Because the volatility is different in both models. Yes
Because both models do not give the same value at any time. No
Explanation:
The binomial tree is an approximation of the Black & Scholes model, for the same data we should get approximately the same
results. However, the difference in both values 89.44 (binomial tree) and 92.43 (B&S) is essentially due to the difference in price
changes, i.e., in the binomial tree we used u and d coefficients for a price fluctuation of 2% (first period), 3% (second period) and 5%
(third period); and for the Black & Scholes model the price change is almost 11% (the volatility).
Question 5:
The correct answers are presented in Table 13:
Table 13
Buy European Call No
Buy European Put No
Buy American Put Yes
Buy American Call No
Explanation:
Since Felix is willing to sell his portfolio, he should buy a Put option. An American option is more flexible than a European one
because it offers the investor the possibility to exercise the option at any time till maturity, contrary to the European option which
gives the holder to exercise only at maturity.
Question 6:
The correct answer is presented in Table 14:
Table 14
Spot Price = 1693.87
Black & Scholes model is reliable No
Time To Maturity = 0.2329
Because the implied volatility is Variable
Dividend rate = 0.21
Riskfree rate = 0.05
Strike price
Market Call
price
Theoretical
Call price
Implied
Volatility
1400 301.7 301.7000 56.60%
1425 278.9 278.9000 53.96%
1450 233.15 233.1499 42.21%
1470 208.65 208.6500 37.78%
1475 157 157.0000 13.35%
1500 187.5 187.4999 37.23%
1525 187.55 187.5500 42.79%
1550 182.7 182.6999 45.97%

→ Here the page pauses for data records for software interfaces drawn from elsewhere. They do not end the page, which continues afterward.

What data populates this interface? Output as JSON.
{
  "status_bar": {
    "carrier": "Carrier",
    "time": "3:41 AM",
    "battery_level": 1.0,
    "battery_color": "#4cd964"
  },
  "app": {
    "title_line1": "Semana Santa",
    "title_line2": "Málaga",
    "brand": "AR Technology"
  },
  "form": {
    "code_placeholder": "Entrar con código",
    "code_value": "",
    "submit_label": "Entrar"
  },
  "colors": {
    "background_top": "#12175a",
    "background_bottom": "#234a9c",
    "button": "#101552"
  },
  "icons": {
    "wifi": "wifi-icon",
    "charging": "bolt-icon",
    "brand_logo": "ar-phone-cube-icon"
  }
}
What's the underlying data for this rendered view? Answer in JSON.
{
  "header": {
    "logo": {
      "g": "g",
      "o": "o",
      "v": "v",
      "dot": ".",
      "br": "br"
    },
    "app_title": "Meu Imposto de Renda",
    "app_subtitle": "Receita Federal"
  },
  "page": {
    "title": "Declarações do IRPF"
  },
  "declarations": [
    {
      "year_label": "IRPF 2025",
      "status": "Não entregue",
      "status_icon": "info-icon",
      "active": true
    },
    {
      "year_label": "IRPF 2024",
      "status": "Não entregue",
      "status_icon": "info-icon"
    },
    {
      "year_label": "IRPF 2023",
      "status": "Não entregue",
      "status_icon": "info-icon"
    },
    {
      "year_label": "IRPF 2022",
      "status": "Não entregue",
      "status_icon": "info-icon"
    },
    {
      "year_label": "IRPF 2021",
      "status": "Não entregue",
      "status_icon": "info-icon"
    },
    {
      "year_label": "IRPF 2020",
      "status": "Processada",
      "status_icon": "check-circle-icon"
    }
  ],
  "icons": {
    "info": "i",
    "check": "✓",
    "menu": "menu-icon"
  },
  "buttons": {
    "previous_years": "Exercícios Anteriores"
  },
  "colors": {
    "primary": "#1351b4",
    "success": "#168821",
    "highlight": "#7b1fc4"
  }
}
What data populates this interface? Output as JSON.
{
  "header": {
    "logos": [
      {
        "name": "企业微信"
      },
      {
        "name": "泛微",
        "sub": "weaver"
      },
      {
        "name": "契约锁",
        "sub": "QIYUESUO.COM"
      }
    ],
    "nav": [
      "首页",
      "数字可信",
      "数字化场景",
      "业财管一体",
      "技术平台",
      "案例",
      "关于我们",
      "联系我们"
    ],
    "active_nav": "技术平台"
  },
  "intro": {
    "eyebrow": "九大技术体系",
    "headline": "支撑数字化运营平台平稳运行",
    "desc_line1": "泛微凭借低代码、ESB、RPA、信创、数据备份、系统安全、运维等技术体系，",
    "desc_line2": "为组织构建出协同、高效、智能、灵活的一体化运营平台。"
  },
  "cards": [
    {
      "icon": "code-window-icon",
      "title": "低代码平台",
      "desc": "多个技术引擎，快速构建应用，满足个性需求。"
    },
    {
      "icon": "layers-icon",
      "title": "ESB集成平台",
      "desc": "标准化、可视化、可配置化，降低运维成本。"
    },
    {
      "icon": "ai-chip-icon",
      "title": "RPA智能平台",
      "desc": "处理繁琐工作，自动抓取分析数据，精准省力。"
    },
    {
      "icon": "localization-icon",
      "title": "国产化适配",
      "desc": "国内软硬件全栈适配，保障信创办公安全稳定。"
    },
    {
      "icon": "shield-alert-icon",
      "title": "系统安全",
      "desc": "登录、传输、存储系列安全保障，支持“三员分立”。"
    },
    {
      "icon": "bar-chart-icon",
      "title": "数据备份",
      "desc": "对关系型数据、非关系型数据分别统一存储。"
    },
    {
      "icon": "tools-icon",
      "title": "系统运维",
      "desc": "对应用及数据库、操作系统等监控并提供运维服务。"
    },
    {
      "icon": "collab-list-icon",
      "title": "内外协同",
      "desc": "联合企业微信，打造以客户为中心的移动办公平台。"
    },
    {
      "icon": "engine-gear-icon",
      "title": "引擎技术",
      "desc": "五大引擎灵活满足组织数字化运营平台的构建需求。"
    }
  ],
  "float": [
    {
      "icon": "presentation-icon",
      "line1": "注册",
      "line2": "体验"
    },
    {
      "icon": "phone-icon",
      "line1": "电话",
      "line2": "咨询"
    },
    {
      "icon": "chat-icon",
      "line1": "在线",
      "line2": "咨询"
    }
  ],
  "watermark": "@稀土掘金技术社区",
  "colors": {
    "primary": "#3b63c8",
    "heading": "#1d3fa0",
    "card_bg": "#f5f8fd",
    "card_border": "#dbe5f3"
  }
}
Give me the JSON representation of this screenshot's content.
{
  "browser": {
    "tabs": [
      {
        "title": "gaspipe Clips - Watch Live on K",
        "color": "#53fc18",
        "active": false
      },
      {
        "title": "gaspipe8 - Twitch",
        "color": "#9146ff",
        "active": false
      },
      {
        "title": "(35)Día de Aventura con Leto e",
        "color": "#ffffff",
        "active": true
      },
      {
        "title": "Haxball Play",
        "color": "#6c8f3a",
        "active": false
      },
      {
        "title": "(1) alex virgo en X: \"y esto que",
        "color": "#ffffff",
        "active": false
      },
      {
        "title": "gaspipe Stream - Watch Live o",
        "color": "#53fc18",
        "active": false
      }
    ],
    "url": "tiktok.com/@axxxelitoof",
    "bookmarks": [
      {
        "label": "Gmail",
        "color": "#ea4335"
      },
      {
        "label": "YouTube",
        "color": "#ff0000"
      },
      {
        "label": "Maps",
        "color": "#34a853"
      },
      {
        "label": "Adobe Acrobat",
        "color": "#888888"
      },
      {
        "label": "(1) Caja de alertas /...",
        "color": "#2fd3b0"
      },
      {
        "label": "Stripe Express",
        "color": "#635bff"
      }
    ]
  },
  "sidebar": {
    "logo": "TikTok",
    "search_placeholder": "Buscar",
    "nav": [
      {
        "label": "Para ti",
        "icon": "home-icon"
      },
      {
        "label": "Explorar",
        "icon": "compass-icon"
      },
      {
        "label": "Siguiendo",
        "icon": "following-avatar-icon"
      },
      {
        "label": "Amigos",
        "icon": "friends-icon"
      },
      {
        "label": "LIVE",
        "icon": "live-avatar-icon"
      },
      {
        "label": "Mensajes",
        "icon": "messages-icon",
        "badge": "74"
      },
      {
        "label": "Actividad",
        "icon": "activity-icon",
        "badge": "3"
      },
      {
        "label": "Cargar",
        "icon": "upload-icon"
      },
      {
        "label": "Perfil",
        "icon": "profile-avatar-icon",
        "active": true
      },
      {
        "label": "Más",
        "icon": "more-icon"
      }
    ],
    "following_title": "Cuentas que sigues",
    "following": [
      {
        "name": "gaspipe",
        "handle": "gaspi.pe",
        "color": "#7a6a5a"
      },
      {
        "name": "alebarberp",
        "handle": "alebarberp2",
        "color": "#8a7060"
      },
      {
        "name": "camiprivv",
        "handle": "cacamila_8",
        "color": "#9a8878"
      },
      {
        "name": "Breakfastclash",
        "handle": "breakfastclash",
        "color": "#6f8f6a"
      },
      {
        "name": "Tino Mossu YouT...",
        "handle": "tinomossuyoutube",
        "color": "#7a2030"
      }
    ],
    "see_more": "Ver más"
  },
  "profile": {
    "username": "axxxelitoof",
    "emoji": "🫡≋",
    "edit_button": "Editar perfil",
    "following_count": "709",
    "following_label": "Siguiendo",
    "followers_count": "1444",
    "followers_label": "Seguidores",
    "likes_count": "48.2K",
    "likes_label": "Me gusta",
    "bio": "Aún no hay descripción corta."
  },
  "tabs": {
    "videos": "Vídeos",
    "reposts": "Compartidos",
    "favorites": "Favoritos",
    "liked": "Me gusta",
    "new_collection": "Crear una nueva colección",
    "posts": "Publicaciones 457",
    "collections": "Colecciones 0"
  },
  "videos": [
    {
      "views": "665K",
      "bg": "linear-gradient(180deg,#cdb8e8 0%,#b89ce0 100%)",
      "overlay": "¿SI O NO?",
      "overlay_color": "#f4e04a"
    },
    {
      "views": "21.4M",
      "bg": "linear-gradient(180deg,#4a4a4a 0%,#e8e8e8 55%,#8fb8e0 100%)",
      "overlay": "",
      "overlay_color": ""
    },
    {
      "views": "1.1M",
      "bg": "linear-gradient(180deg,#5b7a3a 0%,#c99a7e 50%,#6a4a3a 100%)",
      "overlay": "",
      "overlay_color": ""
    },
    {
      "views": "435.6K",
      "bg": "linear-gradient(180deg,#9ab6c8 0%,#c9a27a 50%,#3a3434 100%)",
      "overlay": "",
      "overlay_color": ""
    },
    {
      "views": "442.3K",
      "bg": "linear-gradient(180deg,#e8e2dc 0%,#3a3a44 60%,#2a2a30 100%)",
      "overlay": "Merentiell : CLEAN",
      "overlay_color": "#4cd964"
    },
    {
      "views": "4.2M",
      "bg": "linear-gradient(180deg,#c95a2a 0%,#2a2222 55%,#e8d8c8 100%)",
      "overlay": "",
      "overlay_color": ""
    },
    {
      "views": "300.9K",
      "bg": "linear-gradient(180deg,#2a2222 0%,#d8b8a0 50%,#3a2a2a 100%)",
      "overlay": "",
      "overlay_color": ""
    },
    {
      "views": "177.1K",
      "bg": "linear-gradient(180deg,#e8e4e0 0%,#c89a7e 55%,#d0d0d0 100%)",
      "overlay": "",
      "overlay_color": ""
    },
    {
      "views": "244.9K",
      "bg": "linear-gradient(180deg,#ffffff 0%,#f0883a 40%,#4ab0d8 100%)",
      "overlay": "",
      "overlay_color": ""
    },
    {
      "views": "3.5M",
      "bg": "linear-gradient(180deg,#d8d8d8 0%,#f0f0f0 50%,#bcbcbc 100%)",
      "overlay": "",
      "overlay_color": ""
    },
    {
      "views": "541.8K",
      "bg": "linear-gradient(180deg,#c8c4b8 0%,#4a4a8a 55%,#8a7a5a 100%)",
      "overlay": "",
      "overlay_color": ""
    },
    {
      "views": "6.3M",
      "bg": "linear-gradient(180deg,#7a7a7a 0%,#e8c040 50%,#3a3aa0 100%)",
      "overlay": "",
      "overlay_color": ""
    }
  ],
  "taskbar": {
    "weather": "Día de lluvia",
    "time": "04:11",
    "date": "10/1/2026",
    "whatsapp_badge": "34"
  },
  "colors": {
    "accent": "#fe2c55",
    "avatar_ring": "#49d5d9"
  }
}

1575 111.85 111.8500 26.57%
1585 100.4 100.4000 24.63%
1595 115.7 115.7001 31.53%
1600 104.75 104.7501 28.78%
1620 74.15 74.1501 22.13%
1625 84.25 84.2500 26.19%
1630 108.6 108.6000 34.83%
1645 72.3 72.3001 25.32%
1650 76 76.0001 27.22%
1655 62.55 62.5500 23.57%
1665 49.5 49.5000 20.67%
1675 54.9 54.9000 23.70%
1680 48.5 48.5000 22.21%
1685 44 44.0000 21.32%
1695 39.25 39.2500 20.87%
1700 35.95 35.9500 20.29%
1705 34.05 34.0500 20.17%
1715 29.6 29.6000 19.62%
1725 23.75 23.7500 18.43%
1735 20.15 20.1500 17.94%
1745 16.45 16.4500 17.27%
1750 15.7 15.7000 17.36%
1800 5 5.0000 15.07%
Explanation:
The strike prices and option market prices are given in Data  options. The implicit volatility is computed using the Black & Scholes
formula (technical document 2). Unfortunately, the Black & Scholes formula does not provide a direct solution for the volatility. This
means that the implicit volatility can only be derived using numerical procedures, such as the solver addin for Excel.
Let’s take the case when the strike price is 1400 (first line), from the given quotes, the Call value for this maturity is 301.7, so we
solve the following equation relative to σ:
( )
( )
( )
( )
1 2
y T t r T t
C Se N d Ke N d
÷ ÷ ÷ ÷
= ÷ , where:
( )
2
1
2 1
ln
2
S
r y T t
K
d
T t
d d T t
o
o
o
¦  
 
+ ÷ + ÷
¦  
\ . ¦ \ .
=
´
÷
¦
¦
= ÷ ÷
¹
The time to maturity is from October 2, 2014 till December 26, 2014: ( )
In Excel, we choose an arbitrary value of the volatility (say 0.2) and use the solver by setting the target cell (which gives the value of
C) equal to 301.7 by changing the variable cell containing the implicit volatility.
The implied volatility deduced from the Black & Scholes model is far from the explicit volatility. Moreover, it’s changing over time
which is in conflict with the hypothesis of Black & Scholes, we conclude then that the B&S model is unreliable.